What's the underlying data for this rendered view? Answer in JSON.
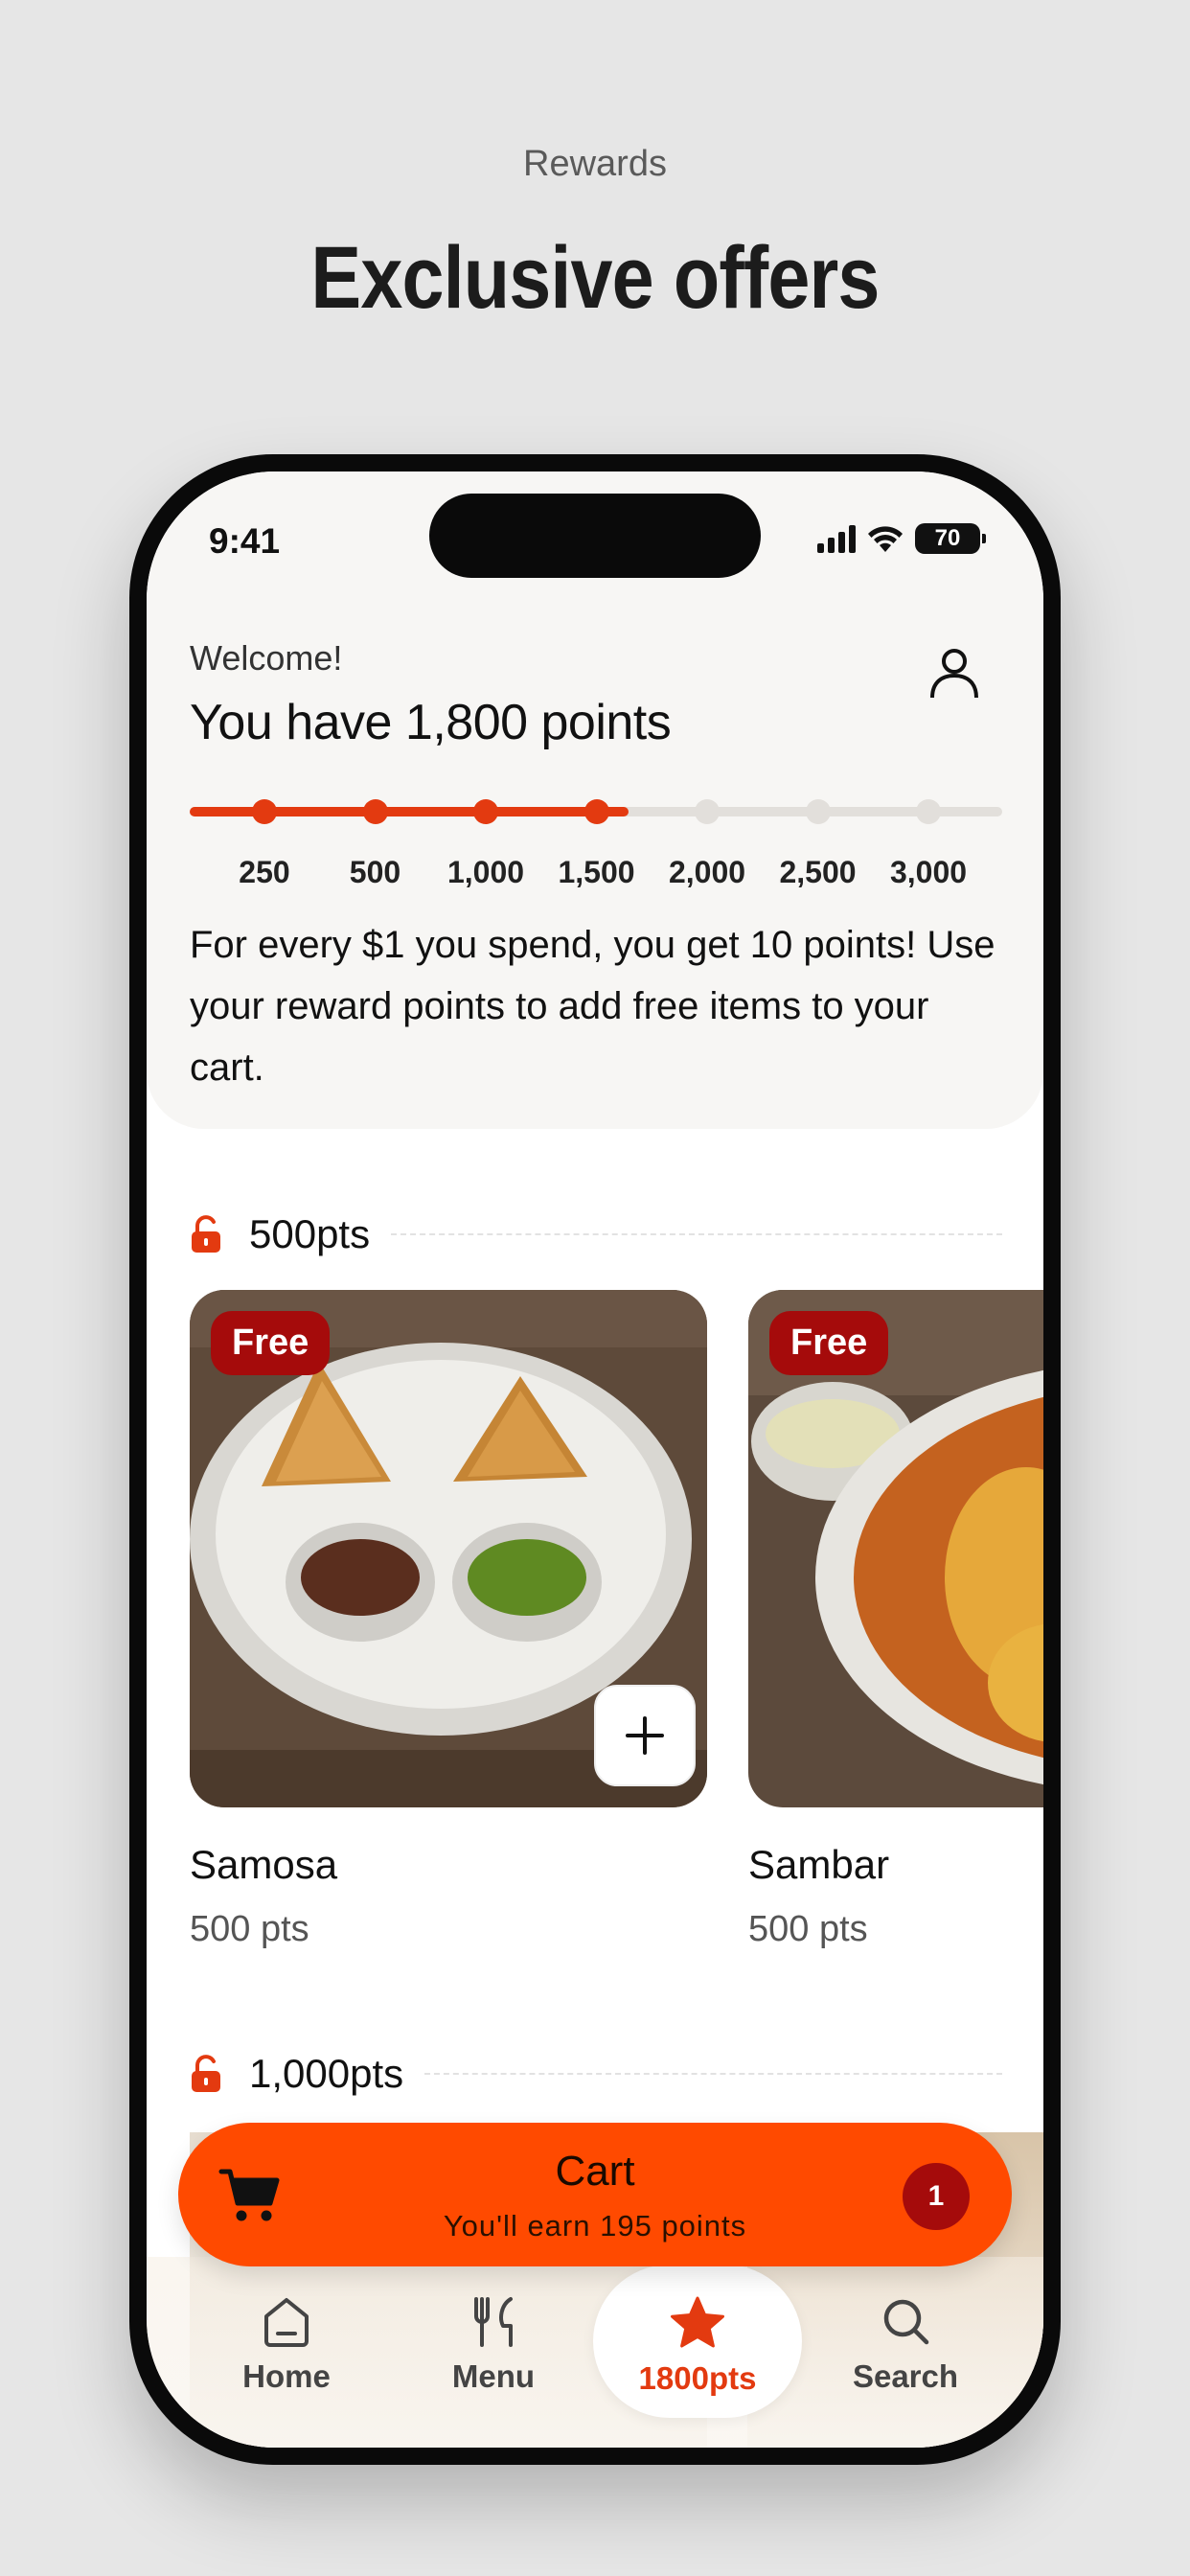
{
  "page": {
    "eyebrow": "Rewards",
    "title": "Exclusive offers"
  },
  "status_bar": {
    "time": "9:41",
    "battery": "70"
  },
  "header": {
    "welcome": "Welcome!",
    "points_heading": "You have 1,800 points",
    "progress": {
      "current_points": 1800,
      "milestones": [
        "250",
        "500",
        "1,000",
        "1,500",
        "2,000",
        "2,500",
        "3,000"
      ],
      "reached_count": 4,
      "fill_fraction": 0.54
    },
    "info_text": "For every $1 you spend, you get 10 points! Use your reward points to add free items to your cart."
  },
  "tiers": [
    {
      "label": "500pts"
    },
    {
      "label": "1,000pts"
    }
  ],
  "products": [
    {
      "badge": "Free",
      "name": "Samosa",
      "points": "500 pts"
    },
    {
      "badge": "Free",
      "name": "Sambar",
      "points": "500 pts"
    }
  ],
  "cart": {
    "title": "Cart",
    "subtitle": "You'll earn 195 points",
    "count": "1"
  },
  "tab_bar": {
    "items": [
      {
        "label": "Home",
        "icon": "home-icon"
      },
      {
        "label": "Menu",
        "icon": "utensils-icon"
      },
      {
        "label": "1800pts",
        "icon": "star-icon"
      },
      {
        "label": "Search",
        "icon": "search-icon"
      }
    ],
    "active_index": 2
  },
  "colors": {
    "accent": "#e33a10",
    "cart_orange": "#ff4a00",
    "badge_red": "#a50b0b",
    "background": "#e6e6e6"
  }
}
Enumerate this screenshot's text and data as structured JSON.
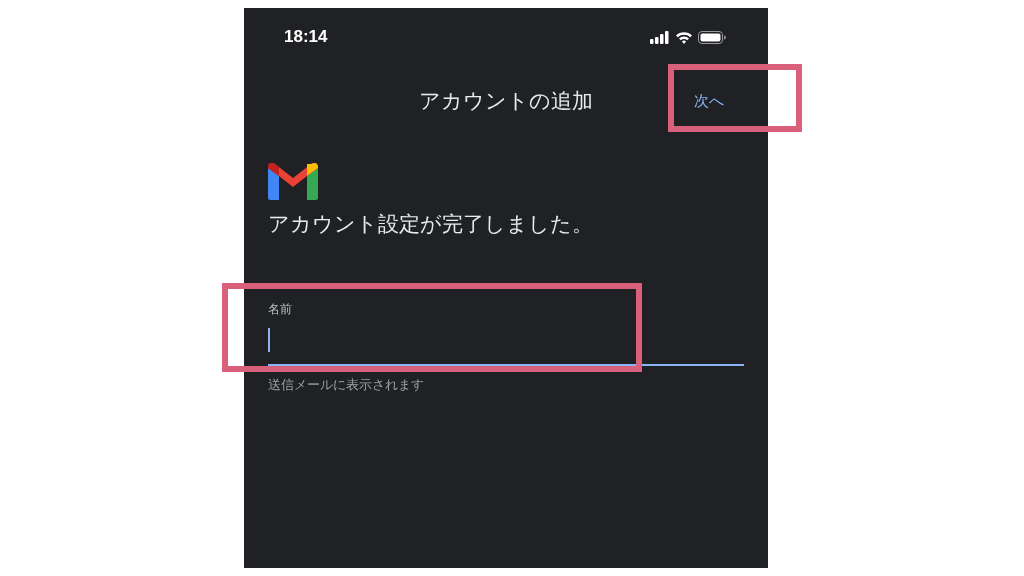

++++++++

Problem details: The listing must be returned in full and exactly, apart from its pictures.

Answer to this problem:
What's the underlying data for this rendered view? Answer in JSON.
{
  "page": {
    "eyebrow": "Rewards",
    "title": "Exclusive offers"
  },
  "status_bar": {
    "time": "9:41",
    "battery": "70"
  },
  "header": {
    "welcome": "Welcome!",
    "points_heading": "You have 1,800 points",
    "progress": {
      "current_points": 1800,
      "milestones": [
        "250",
        "500",
        "1,000",
        "1,500",
        "2,000",
        "2,500",
        "3,000"
      ],
      "reached_count": 4,
      "fill_fraction": 0.54
    },
    "info_text": "For every $1 you spend, you get 10 points! Use your reward points to add free items to your cart."
  },
  "tiers": [
    {
      "label": "500pts"
    },
    {
      "label": "1,000pts"
    }
  ],
  "products": [
    {
      "badge": "Free",
      "name": "Samosa",
      "points": "500 pts"
    },
    {
      "badge": "Free",
      "name": "Sambar",
      "points": "500 pts"
    }
  ],
  "cart": {
    "title": "Cart",
    "subtitle": "You'll earn 195 points",
    "count": "1"
  },
  "tab_bar": {
    "items": [
      {
        "label": "Home",
        "icon": "home-icon"
      },
      {
        "label": "Menu",
        "icon": "utensils-icon"
      },
      {
        "label": "1800pts",
        "icon": "star-icon"
      },
      {
        "label": "Search",
        "icon": "search-icon"
      }
    ],
    "active_index": 2
  },
  "colors": {
    "accent": "#e33a10",
    "cart_orange": "#ff4a00",
    "badge_red": "#a50b0b",
    "background": "#e6e6e6"
  }
}
Enumerate this screenshot's text and data as structured JSON.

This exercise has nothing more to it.